The Breguet Marine is a remembrance of those marine chronometers made in the days of AL Breguet
Marine chronometers have become such arcane objects that people are either extremely obsessed by or completely indifferent to them. These relics of the past however were the GPSs of their time. An accurate marine chronometer sometimes meant the difference between a successful sea voyage and being completely lost. The margin of error is so slight that if the instrument is off by just one second, the ship incurs 15 seconds of longitudinal error – or approximately half a kilometre at the equator. In the early 19th century, AL Breguet made the best marine chronometers in France.
Among many other brilliant watchmakers, Breguet studied under Ferdinand Berthoud, who was an expert on marine chronometers. While Breguet was famous for inventing the tourbillon, he also contributed greatly to the production of marine chronometers and was so renowned that in 1815 King Louis XVIII appointed him horloger de la marine – chronometer-maker to the French Royal Navy.
This was a prestigious title. Dominion over the seas meant political strength over the other nations and to have a strong navy, the fleets must be equipped with the best marine chronometers.

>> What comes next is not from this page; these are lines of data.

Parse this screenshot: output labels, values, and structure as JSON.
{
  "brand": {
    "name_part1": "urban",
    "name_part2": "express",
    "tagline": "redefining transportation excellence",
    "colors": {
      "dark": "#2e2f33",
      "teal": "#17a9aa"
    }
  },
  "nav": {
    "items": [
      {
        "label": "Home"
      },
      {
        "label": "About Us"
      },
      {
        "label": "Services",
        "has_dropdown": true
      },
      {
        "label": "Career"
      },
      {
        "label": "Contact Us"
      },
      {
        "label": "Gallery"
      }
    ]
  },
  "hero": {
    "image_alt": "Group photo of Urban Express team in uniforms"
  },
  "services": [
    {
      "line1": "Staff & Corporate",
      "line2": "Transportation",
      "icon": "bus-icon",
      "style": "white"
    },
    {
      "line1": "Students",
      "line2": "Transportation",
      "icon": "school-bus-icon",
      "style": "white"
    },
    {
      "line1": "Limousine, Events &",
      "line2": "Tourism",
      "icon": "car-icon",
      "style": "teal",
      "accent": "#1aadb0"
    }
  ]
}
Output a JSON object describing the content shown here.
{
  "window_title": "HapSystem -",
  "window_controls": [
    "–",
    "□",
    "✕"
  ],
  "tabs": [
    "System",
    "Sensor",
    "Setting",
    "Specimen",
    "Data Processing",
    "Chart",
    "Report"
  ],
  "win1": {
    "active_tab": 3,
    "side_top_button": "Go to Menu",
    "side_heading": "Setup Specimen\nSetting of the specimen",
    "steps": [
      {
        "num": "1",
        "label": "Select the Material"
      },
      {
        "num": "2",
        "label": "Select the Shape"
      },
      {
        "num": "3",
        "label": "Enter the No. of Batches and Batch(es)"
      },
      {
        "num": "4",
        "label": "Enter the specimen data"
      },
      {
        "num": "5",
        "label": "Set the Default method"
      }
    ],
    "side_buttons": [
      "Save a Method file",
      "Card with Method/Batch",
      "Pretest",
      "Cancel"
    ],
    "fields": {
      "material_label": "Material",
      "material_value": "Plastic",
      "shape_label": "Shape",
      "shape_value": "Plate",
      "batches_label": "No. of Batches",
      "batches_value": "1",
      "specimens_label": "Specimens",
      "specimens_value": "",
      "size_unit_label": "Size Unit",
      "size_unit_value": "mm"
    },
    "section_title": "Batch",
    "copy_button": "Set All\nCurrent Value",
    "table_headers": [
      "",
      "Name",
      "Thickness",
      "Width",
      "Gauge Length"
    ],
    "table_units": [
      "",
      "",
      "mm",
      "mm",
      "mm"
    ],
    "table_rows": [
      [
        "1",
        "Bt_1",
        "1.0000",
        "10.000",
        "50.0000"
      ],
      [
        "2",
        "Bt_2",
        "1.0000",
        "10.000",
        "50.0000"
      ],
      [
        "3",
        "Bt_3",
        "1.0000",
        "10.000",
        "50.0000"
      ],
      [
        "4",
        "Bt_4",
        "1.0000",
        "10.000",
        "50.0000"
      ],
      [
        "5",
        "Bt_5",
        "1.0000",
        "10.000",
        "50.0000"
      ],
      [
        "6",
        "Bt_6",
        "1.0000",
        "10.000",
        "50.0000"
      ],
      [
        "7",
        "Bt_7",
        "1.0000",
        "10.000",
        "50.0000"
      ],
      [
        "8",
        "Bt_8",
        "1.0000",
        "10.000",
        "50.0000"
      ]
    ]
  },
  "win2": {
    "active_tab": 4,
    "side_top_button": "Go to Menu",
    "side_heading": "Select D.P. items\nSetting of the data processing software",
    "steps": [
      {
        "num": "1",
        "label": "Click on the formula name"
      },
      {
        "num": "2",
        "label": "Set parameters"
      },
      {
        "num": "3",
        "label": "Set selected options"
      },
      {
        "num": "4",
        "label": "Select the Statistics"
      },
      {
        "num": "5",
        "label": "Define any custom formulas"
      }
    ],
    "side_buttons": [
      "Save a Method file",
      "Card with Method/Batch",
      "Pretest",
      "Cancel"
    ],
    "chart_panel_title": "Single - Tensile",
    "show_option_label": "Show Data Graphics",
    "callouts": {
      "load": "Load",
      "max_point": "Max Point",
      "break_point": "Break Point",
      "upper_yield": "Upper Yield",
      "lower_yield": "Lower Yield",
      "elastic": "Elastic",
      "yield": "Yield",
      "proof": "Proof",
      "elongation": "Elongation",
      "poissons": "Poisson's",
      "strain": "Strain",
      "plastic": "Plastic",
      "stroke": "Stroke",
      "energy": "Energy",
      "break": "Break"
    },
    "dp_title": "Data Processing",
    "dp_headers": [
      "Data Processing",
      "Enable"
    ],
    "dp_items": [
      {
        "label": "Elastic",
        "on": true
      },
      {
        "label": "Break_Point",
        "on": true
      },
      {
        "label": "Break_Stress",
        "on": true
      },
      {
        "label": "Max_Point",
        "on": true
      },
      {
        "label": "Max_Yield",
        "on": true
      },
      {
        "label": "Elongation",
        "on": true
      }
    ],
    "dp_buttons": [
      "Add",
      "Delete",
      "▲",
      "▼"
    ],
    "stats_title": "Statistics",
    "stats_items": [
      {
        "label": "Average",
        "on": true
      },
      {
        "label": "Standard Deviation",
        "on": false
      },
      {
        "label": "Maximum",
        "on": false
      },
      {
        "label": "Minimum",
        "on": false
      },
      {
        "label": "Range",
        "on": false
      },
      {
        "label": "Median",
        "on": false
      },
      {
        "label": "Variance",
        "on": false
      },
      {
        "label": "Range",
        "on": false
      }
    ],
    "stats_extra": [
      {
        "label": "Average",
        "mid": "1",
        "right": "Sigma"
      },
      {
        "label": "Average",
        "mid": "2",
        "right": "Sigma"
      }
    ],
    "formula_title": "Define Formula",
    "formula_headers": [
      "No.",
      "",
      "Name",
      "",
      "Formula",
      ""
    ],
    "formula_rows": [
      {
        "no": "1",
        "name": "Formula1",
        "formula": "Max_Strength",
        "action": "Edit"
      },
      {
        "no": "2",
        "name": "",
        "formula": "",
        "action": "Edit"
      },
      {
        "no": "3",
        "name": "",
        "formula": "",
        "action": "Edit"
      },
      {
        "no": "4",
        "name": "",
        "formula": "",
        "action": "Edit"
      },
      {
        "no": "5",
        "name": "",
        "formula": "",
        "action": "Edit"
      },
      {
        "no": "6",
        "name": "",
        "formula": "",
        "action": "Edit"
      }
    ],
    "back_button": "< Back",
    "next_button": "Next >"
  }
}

His first contribution to the French Royal Navy was a marine chronometer with two going-barrels. It was said that he was fastidious as to how the instruments were used, so in 1817 he published a book that contained detailed instructions on their use as well as guidance on how to maintain them and verify accuracy.
As official clockmaker, he placed the production of marine chronometers above everything else and he continually improved the instruments. In 1822 he made the Breguet No. 3196 housed in a wooden box and equipped with a suspension system for the clock, which featured two barrels and a detente escapement.
This inspirational period in the history of Breguet Montres allowed the brand’s modern custodians to create a collection that embodies those maritime conquests. Thus was born the Breguet Marine in 1990. In a sense, it was a military watch made in the spirit of Breguet even though by today’s standards it’s considered a classic piece. The watches were robust and clearly intended for sports.
Following the 1999 takeover of Breguet by the Swatch Group, the Marine line saw the creation of complicated models such as the reference 3700 Hora Mundi. Then CEO of Breguet Nicolas G Hayek revamped the line in 2005 with the reference 5817, a gorgeous reinterpretation that’s decidedly modern yet respectful of tradition.
This became the new look of the Marine. Growing stably, the collection proved popular with existing Breguet clientele who were looking for something less dressy than the Classique.
Models with additional functions such as the chronograph, GMT or alarm joined this piece, as did a tourbillon chronograph released in 2006. For the 200th anniversary of AL Breguet’s appointment as horloger de la marine, the company made a Marine Chronograph 200 Ans de Marine in 2015.
In 2017 Breguet introduced the Marine Equation Marchante 5887 grand complication model that had a redesigned case and dial. The watch now has integrated central lugs and a wave-inspired guilloche dial. This piece offered an equation of time complication along with a perpetual calendar and tourbillon. Not since 2005 had there been any major refurbishment done on the collection.
Additional novelties launched at Baselworld 2018 join the reference 5887, all of them sporting the new look of the Marine.